WHAT NEEDS TO BE DONE: Where a line below includes the word "JSON", copy that line.

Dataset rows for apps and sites
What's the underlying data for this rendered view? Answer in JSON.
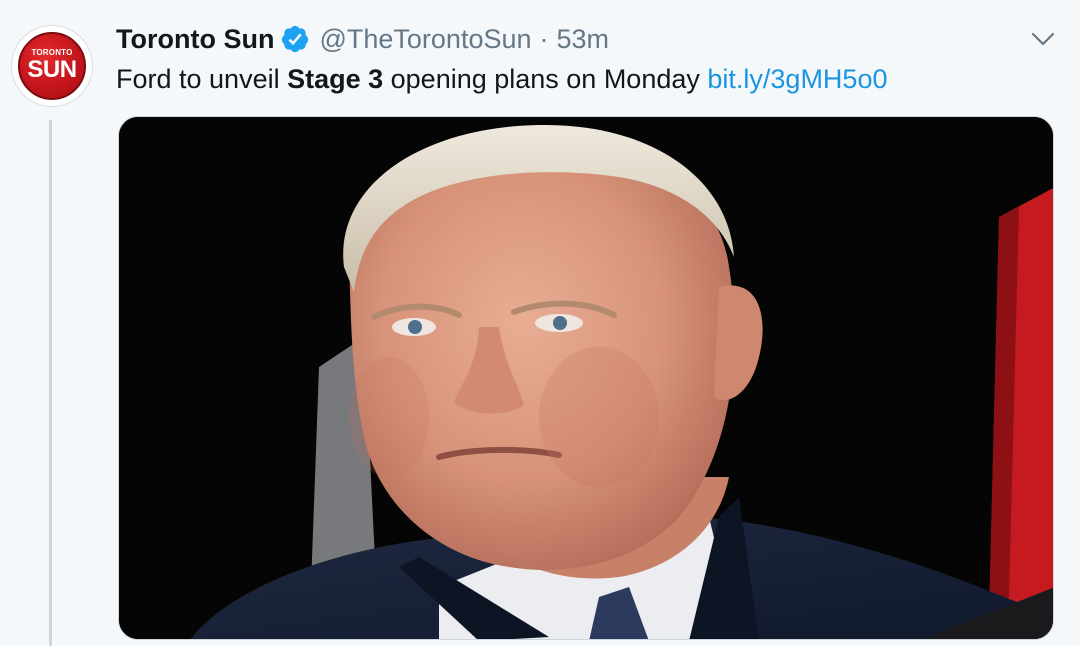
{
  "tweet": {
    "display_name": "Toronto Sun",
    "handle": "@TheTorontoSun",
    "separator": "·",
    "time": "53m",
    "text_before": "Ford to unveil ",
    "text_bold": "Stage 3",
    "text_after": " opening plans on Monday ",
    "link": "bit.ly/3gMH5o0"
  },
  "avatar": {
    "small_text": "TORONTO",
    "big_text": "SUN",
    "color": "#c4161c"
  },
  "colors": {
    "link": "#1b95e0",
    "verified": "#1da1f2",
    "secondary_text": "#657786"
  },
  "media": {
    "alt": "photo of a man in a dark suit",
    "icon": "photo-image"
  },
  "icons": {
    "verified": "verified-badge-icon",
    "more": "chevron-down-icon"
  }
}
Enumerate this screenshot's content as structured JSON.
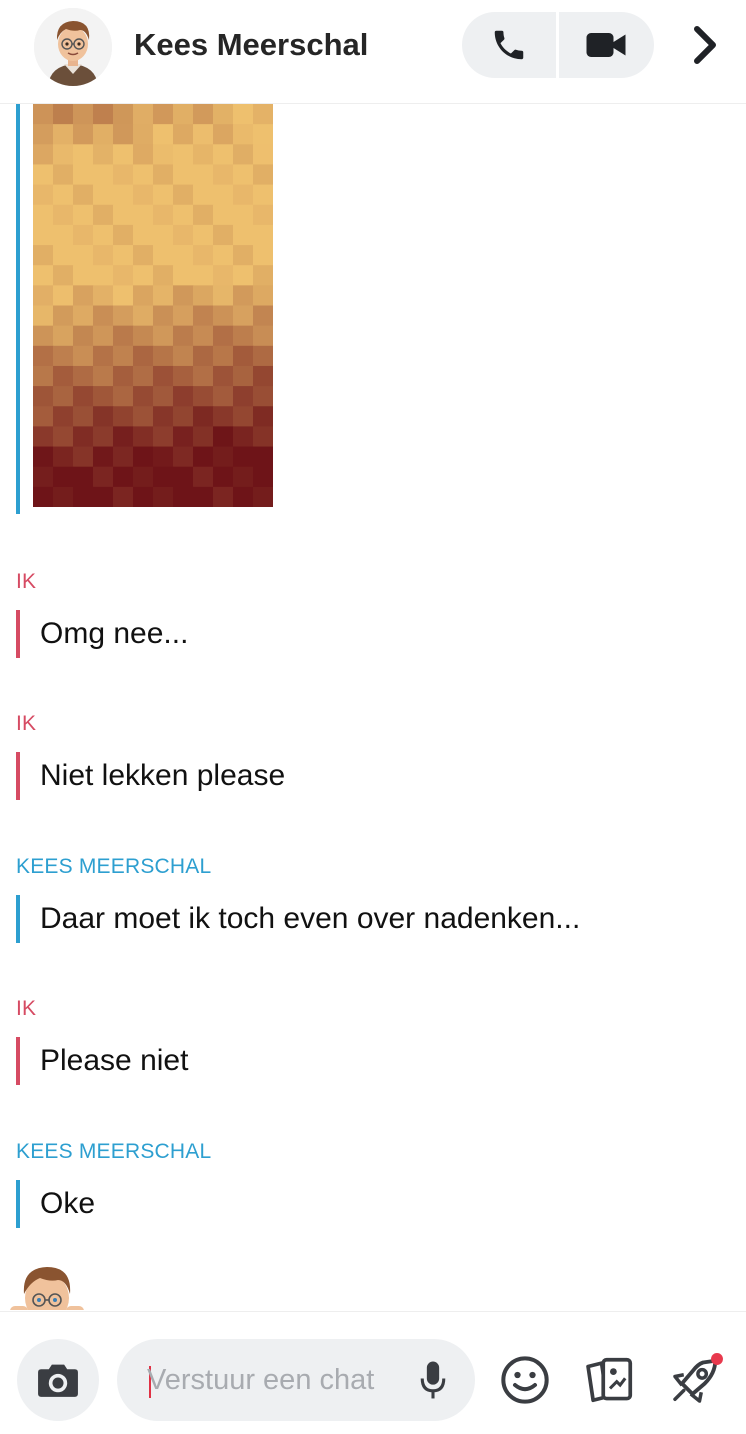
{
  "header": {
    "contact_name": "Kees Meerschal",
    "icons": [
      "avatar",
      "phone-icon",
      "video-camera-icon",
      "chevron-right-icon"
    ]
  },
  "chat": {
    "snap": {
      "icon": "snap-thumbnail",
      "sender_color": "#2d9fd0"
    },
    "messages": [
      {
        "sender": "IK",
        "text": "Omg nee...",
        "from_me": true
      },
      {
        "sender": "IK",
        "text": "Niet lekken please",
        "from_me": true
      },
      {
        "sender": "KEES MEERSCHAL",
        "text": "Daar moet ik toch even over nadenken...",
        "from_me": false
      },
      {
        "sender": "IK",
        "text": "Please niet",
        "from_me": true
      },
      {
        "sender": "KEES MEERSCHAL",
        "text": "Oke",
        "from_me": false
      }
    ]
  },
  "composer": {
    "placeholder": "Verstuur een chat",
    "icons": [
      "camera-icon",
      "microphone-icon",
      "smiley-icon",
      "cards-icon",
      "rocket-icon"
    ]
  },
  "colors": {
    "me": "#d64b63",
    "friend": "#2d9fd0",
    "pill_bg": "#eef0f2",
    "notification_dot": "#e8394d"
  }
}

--

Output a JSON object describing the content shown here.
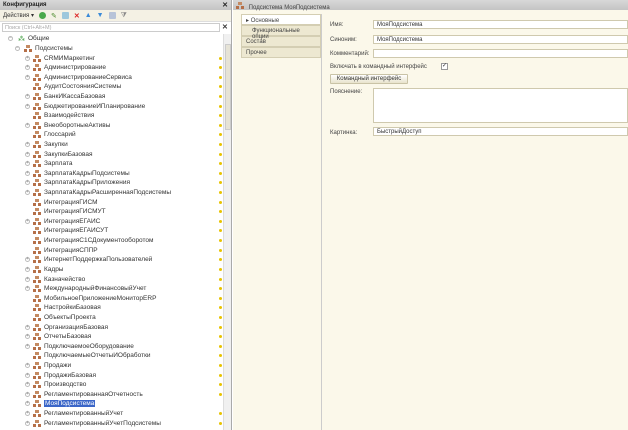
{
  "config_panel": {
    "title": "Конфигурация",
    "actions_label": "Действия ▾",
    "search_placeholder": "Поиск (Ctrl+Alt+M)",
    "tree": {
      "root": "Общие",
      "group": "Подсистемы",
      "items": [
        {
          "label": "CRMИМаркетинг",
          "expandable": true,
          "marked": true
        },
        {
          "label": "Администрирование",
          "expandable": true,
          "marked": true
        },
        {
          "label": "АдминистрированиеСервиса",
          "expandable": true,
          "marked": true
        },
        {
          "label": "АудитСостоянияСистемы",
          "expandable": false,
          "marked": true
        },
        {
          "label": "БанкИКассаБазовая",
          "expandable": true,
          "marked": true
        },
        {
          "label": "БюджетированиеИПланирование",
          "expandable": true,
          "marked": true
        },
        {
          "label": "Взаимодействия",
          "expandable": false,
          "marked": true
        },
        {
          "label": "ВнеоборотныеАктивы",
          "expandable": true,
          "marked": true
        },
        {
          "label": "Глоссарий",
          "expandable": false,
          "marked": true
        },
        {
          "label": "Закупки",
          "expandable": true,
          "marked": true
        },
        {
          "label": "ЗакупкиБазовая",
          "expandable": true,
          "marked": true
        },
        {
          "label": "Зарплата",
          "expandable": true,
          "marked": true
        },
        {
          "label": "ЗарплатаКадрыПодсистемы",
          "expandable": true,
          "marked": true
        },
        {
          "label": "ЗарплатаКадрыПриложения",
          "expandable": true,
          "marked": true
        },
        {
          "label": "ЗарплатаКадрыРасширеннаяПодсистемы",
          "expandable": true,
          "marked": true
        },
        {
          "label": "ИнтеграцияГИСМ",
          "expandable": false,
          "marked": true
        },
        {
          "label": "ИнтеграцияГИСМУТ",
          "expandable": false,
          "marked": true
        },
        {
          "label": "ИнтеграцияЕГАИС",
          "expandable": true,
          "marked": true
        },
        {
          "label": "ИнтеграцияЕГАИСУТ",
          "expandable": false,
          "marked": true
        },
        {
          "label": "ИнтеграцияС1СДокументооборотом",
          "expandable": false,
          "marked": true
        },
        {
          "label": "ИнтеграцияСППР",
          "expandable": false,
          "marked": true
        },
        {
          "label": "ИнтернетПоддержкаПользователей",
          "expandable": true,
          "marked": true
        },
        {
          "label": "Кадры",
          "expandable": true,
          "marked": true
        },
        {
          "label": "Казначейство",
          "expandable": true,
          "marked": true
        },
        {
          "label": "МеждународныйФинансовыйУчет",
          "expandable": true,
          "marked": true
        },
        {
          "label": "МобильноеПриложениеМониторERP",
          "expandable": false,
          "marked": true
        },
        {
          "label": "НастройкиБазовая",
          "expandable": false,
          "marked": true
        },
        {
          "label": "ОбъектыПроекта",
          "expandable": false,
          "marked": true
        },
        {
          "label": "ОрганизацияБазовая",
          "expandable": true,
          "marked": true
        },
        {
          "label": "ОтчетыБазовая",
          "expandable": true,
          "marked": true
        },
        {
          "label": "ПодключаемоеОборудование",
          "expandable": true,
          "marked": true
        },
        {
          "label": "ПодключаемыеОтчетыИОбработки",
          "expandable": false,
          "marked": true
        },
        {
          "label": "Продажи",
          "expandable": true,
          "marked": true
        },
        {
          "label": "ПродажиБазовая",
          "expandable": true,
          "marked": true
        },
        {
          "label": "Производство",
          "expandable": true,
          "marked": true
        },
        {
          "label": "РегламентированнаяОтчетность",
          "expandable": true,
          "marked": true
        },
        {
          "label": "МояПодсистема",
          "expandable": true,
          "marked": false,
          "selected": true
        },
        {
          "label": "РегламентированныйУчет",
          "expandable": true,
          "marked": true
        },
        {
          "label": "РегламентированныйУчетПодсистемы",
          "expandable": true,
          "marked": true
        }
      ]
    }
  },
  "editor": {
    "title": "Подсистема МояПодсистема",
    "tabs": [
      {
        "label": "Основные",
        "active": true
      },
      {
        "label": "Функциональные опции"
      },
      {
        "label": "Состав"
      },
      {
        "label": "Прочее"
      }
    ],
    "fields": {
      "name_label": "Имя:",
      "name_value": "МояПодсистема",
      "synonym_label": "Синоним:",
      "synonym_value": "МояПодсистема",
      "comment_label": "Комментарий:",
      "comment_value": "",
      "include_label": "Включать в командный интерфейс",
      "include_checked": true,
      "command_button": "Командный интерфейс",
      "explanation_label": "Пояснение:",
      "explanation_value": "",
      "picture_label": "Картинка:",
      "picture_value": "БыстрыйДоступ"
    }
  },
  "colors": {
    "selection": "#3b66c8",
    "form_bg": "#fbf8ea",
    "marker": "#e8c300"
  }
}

TASK ANSWER:
What's the underlying data for this rendered view? Answer in JSON.
Enumerate this screenshot's content as structured JSON.
Output a JSON object describing the content shown here.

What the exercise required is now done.